The Northern Chumash people live on the magical land that is called San Luis Obispo County. The Chumash are the First Peoples of this land and have thrived as a maritime culture along this coastline enjoying its magnificent beauty. The Chumash are still a vibrant community, practicing their heritage and culture today.
To Save Nature, We Must Protect 30 Percent of U.S. Ocean
Yesterday, the House Natural Resource Committeeheard from ocean experts that ocean based climate solutions including protecting 30% of the US ocean by 2030 are a critical part of combating our climate crisis. Creating and expanding marine protected areas in the ocean will also benefitfisheries, safeguard biodiversity, and make ecosystems more resilient to climate change. Continue reading “Protect Ocean”
When and where we dive with Nautilus has been a moving target this past week with equipment failures and bad weather conditions (wind and swell). We’ve be hiding in the lee of Channel Islands and just completed two dives over the past two days. A week sooner than anticipated – we all rallied and Lizzie Duncan pulled it off. We saw tons of sponges and corals and made numerous collections. Continue reading “Nautilus”
Carbajal, Feinstein Applaud NOAA Decision to Keep Chumash Heritage National Marine Sanctuary on Nomination List
Washington, D.C. – Congressman Salud Carbajal and Senator Feinstein applauded National Oceanic and Atmospheric Administration (NOAA) on their recent decision to keep the Chumash Heritage National Marine Sanctuary on the nomination list for designation as a marine sanctuary. Continue reading “Carbajal_Feinstein_Applaud”

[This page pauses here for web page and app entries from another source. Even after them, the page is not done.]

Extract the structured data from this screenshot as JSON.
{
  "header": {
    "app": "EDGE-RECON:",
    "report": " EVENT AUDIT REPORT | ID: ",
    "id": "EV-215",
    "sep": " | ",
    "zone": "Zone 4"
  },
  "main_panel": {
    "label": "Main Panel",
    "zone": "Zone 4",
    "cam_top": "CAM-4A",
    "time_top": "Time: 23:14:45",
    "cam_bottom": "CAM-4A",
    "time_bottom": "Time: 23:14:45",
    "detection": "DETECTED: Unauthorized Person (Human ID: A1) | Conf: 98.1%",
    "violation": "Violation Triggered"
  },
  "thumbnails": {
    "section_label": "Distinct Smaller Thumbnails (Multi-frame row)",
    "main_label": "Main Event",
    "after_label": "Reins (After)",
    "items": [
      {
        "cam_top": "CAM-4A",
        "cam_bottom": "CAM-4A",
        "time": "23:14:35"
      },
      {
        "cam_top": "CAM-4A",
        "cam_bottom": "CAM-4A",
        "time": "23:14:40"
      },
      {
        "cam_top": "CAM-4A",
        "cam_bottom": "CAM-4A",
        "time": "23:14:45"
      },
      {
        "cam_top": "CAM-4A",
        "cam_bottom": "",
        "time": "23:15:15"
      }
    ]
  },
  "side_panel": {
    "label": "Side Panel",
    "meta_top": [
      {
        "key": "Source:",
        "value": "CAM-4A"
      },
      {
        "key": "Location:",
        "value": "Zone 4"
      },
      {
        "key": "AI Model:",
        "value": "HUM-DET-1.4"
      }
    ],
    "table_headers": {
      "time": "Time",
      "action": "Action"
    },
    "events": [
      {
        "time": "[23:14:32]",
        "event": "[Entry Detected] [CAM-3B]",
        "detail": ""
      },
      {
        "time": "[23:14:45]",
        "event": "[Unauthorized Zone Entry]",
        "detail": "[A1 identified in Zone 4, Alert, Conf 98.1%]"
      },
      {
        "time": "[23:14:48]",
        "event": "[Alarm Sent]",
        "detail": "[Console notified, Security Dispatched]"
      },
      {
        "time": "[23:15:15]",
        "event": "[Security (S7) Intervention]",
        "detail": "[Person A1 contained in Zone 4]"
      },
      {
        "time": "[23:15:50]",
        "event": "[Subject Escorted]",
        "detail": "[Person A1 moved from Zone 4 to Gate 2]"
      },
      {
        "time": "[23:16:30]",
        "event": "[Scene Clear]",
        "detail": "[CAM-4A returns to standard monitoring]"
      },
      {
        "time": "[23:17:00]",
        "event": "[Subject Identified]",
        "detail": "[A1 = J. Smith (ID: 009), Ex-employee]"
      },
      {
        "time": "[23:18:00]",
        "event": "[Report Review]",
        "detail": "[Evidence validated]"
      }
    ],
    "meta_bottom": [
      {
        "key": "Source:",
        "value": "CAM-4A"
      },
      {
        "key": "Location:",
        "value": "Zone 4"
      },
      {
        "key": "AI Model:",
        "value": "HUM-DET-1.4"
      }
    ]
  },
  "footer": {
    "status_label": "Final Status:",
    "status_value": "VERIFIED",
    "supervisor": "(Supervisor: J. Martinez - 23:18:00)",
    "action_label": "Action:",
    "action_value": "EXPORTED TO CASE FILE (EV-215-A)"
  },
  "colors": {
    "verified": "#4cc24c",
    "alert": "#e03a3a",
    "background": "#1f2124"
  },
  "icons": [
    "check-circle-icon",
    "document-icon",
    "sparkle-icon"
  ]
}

The Northern Chumash Tribal Council (NCTC) and the Indigenous Communities around the world are working to provide solutions to assist Grandmother Oceans in the ever expanding troubling challenges that we face today. NCTC would like to thank you (Mr. Douros,) and the National Oceanic and Atmospheric Administration (NOAA) for giving us the indigenous community the opportunity to offer our perspectives for the long life of Grandmother Oceans, current perspectives that make the Chumash Heritage National Marine Sanctuary even more important today.
Washington—Senator Dianne Feinstein (D-Calif.) today called on Commerce Secretary Ross to accelerate the designation of the proposed Chumash Heritage National Marine Sanctuary in an effort to combat rising carbon levels in the oceans.
“California’s waters are rising in acidity at twice the global average, threatening marine life and contributing to a growing number of costly fishery disasters,” Feinstein wrote to Secretary Ross. “In addition to creating 600 new jobs, designating the proposed ‘Chumash Heritage National Marine Sanctuary’ would protect sacred sites of the Chumash people, major animal migratory routes, and kelp habitat.”